- Robert A. Burger,Professor of Obstetrics & Gynaecology, Director of Clinical Research and Fellowship Program in Gynaecologic Oncology, Hospital of the University of Pennsylvania, Philadelphia, PA.
- Robert L. Coleman, Professor, Vice Chair of Clinical Research and Ann Rife Cox Chair in Gynaecology, Department of Gynaecologic Oncology and Reproductive Medicine, The University of Texas MD Anderson Cancer Centre, Houston, TX.
- Thomas Herzog,Deputy Director of the University of Cincinnati Cancer Institute, Professor of Obstetrics & Gynaecology at the University of Cincinnati Cancer Institute, Cincinnati, OH
- Bradley J. Monk,Professor and Director of the Division of Gynaecologic Oncology, Creighton University School of Medicine, St. Joseph's Hospital and Medical Centre, Phoenix, AZ.
KOLs from Europe
- Stan Kaye, Professor and Consultant Medical Oncologist, Head of the Division of Clinical Studies at the Institute of Cancer Research, London, UK.
- Jean-Emmanuel Kurtz, Professor and hospital practitioner at the University of Strasbourg/ University Hospital Strasbourg, Strasbourg, France.
- Christian Marth, Director of Obstetrics and Gynaecology, University Hospital Innsbruck, Innsbruck, Austria.
- Sandro Pignata, Head of Uro-Gynaecological Department, Division of Medical Oncology, IRCCS National Cancer Institute, Naples, Italy.
- Isabelle Ray Coquard, Professor of Medical Oncology and President of the GINECO group, University Claude Bernard, Lyon, France.
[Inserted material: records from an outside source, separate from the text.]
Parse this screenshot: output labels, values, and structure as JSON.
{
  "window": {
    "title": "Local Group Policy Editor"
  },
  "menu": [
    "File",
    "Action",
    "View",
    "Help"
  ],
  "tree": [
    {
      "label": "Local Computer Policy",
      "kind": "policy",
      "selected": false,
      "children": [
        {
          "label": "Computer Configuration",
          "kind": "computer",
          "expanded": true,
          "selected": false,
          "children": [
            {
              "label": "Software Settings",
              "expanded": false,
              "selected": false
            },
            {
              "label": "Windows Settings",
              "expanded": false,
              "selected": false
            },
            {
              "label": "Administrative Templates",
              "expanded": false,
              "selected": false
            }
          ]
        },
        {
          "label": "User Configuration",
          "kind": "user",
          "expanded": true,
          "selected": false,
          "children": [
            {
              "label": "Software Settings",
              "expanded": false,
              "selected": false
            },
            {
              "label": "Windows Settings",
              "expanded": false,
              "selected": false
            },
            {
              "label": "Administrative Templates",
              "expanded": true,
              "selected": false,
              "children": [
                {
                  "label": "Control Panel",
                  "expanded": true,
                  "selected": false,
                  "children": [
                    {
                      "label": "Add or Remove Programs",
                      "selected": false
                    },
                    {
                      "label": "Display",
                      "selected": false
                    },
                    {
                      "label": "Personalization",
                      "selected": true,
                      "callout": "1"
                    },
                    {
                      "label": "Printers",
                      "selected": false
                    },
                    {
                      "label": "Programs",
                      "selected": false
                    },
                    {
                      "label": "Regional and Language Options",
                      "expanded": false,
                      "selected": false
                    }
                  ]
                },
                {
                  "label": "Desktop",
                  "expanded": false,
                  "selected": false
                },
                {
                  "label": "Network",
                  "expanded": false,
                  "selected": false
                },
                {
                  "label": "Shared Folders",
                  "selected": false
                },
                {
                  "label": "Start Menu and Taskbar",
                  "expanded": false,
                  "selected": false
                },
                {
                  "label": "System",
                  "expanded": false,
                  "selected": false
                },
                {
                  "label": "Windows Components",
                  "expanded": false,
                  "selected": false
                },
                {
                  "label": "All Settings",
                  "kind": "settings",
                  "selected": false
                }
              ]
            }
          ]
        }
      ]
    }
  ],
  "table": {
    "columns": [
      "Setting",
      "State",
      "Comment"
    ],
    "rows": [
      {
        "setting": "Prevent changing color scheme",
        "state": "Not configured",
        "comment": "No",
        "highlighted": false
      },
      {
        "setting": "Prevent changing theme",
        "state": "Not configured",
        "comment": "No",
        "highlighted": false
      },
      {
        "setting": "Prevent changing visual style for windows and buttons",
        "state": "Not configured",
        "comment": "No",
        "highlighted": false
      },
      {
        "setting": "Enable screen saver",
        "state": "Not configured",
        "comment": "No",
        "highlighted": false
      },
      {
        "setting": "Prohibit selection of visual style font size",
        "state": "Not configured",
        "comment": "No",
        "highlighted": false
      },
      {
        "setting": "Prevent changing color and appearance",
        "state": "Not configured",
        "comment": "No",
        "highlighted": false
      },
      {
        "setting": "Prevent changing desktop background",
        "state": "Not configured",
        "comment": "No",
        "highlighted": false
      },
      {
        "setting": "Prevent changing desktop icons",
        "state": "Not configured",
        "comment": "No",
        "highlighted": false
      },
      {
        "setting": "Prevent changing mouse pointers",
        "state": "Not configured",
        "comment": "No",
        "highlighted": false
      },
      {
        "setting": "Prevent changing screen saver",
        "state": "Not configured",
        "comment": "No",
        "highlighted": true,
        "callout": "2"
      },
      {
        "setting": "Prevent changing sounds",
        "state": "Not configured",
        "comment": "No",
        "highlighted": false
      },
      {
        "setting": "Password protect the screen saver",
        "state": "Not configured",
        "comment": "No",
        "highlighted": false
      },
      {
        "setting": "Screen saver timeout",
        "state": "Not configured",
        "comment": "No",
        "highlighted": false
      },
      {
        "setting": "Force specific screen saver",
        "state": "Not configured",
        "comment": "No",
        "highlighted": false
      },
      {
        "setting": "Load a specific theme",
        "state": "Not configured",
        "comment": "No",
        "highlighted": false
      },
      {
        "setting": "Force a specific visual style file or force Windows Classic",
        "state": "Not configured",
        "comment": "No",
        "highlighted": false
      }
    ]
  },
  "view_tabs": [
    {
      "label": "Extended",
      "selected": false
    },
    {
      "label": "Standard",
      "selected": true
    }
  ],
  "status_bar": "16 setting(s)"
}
- Leading German KOL, Clinic Director at a major university hospital, Germany.